## WHAT THE TASK REQUIRES:
Every line in the entries where "icon" is found should be copied.

## DATA SHOWN:
((

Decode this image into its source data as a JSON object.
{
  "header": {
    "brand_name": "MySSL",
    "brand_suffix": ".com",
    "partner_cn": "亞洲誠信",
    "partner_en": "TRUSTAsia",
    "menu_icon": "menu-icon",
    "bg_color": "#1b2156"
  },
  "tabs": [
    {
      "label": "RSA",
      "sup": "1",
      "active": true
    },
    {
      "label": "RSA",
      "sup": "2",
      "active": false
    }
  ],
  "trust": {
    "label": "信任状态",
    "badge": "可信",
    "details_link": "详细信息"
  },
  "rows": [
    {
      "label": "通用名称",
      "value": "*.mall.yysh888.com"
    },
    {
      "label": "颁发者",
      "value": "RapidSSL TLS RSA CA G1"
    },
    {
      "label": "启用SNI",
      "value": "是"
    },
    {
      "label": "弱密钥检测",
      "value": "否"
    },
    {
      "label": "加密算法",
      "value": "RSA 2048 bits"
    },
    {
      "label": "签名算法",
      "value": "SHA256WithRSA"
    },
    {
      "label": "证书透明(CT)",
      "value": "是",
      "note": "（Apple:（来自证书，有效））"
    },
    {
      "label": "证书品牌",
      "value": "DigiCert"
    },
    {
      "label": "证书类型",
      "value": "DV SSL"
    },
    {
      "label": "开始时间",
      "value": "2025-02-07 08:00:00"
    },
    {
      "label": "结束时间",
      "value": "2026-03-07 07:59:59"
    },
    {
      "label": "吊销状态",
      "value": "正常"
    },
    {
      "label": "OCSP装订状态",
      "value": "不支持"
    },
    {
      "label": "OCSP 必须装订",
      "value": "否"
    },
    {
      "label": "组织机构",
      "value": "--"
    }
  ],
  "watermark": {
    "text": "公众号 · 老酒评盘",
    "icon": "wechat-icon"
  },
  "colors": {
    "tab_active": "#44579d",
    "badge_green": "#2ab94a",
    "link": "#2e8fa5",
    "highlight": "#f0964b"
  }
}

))

## EXERCISE ANSWER:
    "menu_icon": "menu-icon",
    "icon": "wechat-icon"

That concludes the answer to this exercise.